    • Mark St. James - Marquis of Fashion says

      Thanks Emma!
      Your support is appreciated and you’re spot on.
      Thank you,

  7. Melissa MacDonald says

    There is no need to wear fur. Fur belongs on the animals, not on humans. It is more than a sustainability issue, it is a moral and etical issue as well. Wearing leather is the same thing. What gives humans the right to wear, eat and destroy animals? We only think we have the right because it is based on the myths perpetuated by the status quo, and unfortunately the status quo is so pervasive. The only true way that humans will ever experience peace in this world is to stop murdering, period. We need to stop looking at non-human animals as commodities. They do not exist for us, they exist for themselves.

    • Mark St. James - Marquis of Fashion says

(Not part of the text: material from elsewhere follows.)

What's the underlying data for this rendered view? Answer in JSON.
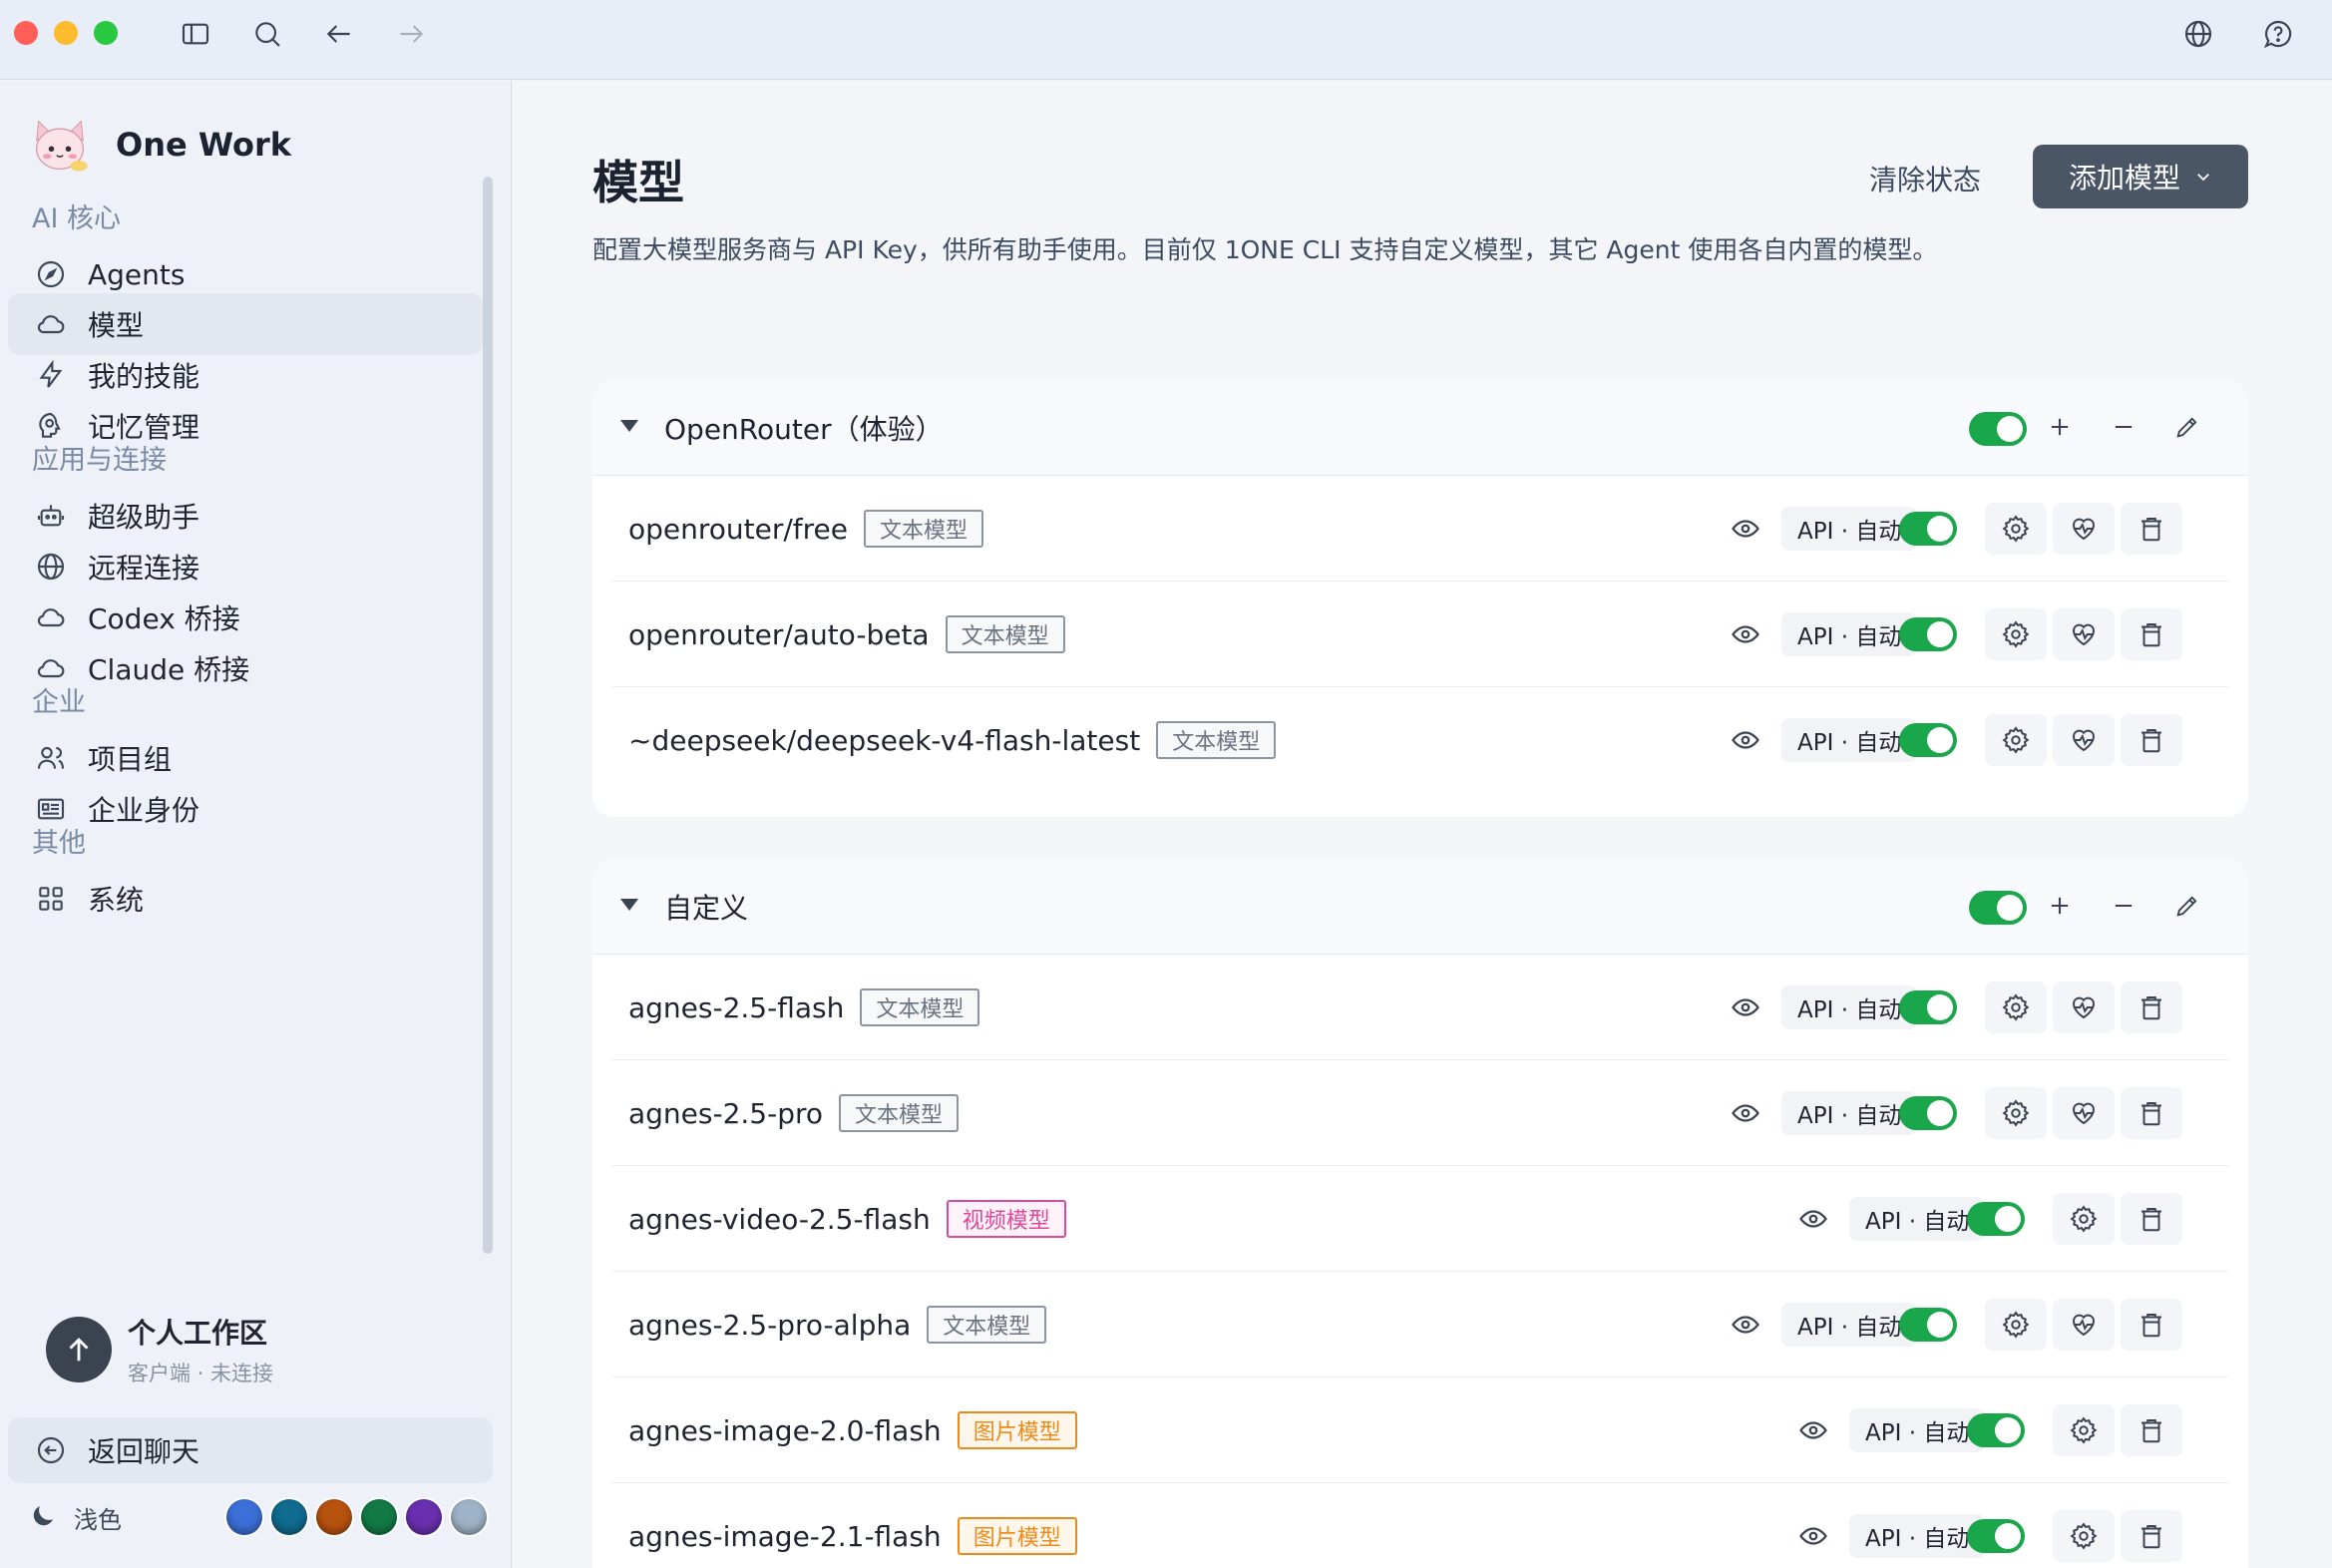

      Hi Melissa,
      Thank you for writing. While I do not share your point of view I certainly respect it. I’m glad you touch on the fact that if we shouldn’t wear fur, we shouldn’t wear leather or use animal products in general. I’ve always found the argument so hypocritical when the person on the other side of the table uses some form of animal product. Good comment, something to consider.
      Thank you.

  8. Allen says

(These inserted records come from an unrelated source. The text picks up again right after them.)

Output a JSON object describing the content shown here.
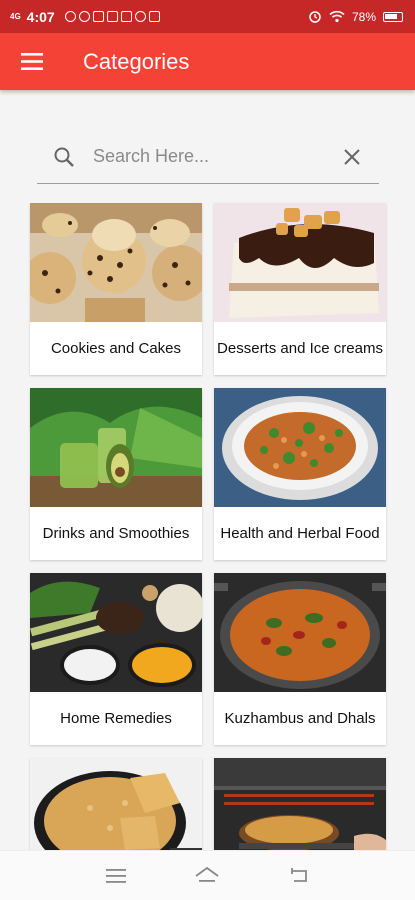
{
  "status_bar": {
    "network": "4G",
    "time": "4:07",
    "battery": "78%"
  },
  "app_bar": {
    "title": "Categories",
    "menu_icon": "hamburger-menu-icon"
  },
  "search": {
    "placeholder": "Search Here...",
    "value": ""
  },
  "categories": [
    {
      "label": "Cookies and Cakes"
    },
    {
      "label": "Desserts and Ice creams"
    },
    {
      "label": "Drinks and Smoothies"
    },
    {
      "label": "Health and Herbal Food"
    },
    {
      "label": "Home Remedies"
    },
    {
      "label": "Kuzhambus and Dhals"
    },
    {
      "label": ""
    },
    {
      "label": ""
    }
  ],
  "colors": {
    "status_bar": "#c62828",
    "app_bar": "#f44336",
    "background": "#f4f4f4"
  }
}
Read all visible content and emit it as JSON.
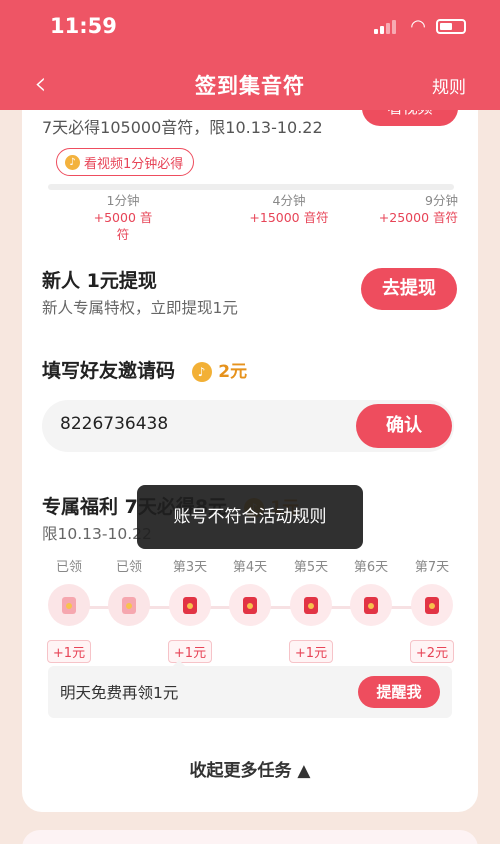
{
  "status_bar": {
    "time": "11:59"
  },
  "nav": {
    "back": "‹",
    "title": "签到集音符",
    "rules": "规则"
  },
  "video_task": {
    "subtitle": "7天必得105000音符，限10.13-10.22",
    "button": "看视频",
    "tip": "看视频1分钟必得",
    "milestones": [
      {
        "time": "1分钟",
        "reward": "+5000 音符"
      },
      {
        "time": "4分钟",
        "reward": "+15000 音符"
      },
      {
        "time": "9分钟",
        "reward": "+25000 音符"
      }
    ]
  },
  "new_user": {
    "title": "新人 1元提现",
    "subtitle": "新人专属特权，立即提现1元",
    "button": "去提现"
  },
  "invite": {
    "title": "填写好友邀请码",
    "reward": "2元",
    "code": "8226736438",
    "button": "确认"
  },
  "welfare": {
    "title": "专属福利 7天必得8元",
    "reward": "1元",
    "subtitle": "限10.13-10.22",
    "days": [
      {
        "label": "已领",
        "reward": "+1元"
      },
      {
        "label": "已领",
        "reward": ""
      },
      {
        "label": "第3天",
        "reward": "+1元"
      },
      {
        "label": "第4天",
        "reward": ""
      },
      {
        "label": "第5天",
        "reward": "+1元"
      },
      {
        "label": "第6天",
        "reward": ""
      },
      {
        "label": "第7天",
        "reward": "+2元"
      }
    ],
    "remind_text": "明天免费再领1元",
    "remind_button": "提醒我"
  },
  "collapse": "收起更多任务 ▲",
  "toast": "账号不符合活动规则"
}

    It’s funny how many people are misinformed about the fur trade in North America. My magazine published an enlightening article and was inundated with the worst comments. Small minded people so unhappy in their own lives that they choose a mission to champion and land up working against the very goal they signed on with. In short, I agree with your assessment, lobbyists would make more of an impact if they left law abiding fur farms alone and focused solely on poaching and countries without animal rights. Just a thought, you may want to include a list of designers that use regulated fur farms for their collections and the legalities surrounding the use of fur in the fashion industry.

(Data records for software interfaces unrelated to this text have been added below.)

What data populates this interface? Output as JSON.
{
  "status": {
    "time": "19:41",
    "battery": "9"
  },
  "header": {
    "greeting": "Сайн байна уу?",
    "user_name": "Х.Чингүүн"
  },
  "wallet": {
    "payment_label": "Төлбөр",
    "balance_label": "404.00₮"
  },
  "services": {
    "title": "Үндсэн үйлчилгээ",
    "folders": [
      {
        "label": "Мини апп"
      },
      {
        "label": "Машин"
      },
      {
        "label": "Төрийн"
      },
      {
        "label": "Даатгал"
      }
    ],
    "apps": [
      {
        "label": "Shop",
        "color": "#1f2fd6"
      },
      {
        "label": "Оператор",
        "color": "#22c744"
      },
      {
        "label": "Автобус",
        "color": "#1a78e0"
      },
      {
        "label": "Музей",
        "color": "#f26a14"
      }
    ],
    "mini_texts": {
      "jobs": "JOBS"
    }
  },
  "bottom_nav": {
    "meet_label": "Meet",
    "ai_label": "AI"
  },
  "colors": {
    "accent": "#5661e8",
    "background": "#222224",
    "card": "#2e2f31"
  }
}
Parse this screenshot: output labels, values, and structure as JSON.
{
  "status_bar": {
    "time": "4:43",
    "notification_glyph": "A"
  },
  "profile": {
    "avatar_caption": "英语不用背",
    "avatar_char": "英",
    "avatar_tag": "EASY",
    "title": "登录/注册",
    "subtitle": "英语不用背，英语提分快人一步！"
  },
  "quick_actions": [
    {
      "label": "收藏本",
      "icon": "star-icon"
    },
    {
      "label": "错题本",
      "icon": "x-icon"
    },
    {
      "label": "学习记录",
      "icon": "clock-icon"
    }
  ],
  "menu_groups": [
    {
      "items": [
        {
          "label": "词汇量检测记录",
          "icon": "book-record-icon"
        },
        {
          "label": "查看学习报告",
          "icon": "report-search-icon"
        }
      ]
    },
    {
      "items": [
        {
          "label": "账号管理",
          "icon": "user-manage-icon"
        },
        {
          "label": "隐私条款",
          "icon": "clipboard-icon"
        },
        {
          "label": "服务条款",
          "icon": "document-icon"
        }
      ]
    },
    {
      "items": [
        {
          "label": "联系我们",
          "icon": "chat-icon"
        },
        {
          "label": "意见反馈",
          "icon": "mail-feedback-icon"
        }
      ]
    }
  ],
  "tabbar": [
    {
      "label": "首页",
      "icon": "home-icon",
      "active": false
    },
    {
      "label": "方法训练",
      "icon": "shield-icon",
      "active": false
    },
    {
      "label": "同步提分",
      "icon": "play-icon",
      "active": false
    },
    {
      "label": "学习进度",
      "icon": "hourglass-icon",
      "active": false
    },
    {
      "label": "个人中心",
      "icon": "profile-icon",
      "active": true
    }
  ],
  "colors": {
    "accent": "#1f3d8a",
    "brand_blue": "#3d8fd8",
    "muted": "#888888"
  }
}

    • Mark St. James - Marquis of Fashion says

      Hi Allen,
      Thank you, I’ll be putting together a follow up article and will take you up on your advice.

  9. Lola says

    There is a section in your article where you suggest that protesters themselves wear leather and eat meat. Have you talked to them? In that photograph, you don’t know if that thing around her neck is leather or pleather, a lot of protesters wear pleather and it would be good for to to talk to some of them and actually understand that most of them don’t eat meat or use animal products. You may be talking about fur farms in Canada but it doesn’t matter where it’s from, promoting fur to cause higher demand means animals will be treated worse, do you really think each animal is highly cared for and treated like a pet when, according to your statistics, 1.8 million pelts come out of canada each year?

    • Mark St. James - Marquis of Fashion says

      Hi Lola,
      To answer your question:
      -Yes I have spoken to protesters, matter of fact, I have been yelled at by protesters wearing leather, comically enough, the man beside her was holding a McDonald’s Hamburger.
      -I’m not advocating more fur on the runway, I am saying that there is a lot of misdirected activism and it would be better served elsewhere.
      -Lastly I’ll write you when I have pictures of the fur farm I am visiting.

  10. Julie says

    This is a great article. Thank you. Protesters have no place judging and attacking others for their choice to wear ethical fur.

  11. Mark St. James - Marquis of Fashion says

    Comments are now closed for this article. There is only enough room to answer so many questions or rebut statements; further more, hateful, nonsensical comments are useless and have no place on this site. I have addressed the concerns of others in the comments above. That will have to suffice. There will be more on fur farms in future posts. Thanks to those of you sharing your positive support and thank you to those who shared their point of view in a polite, rational manner.
    Mark St. James – Marquis of Fashion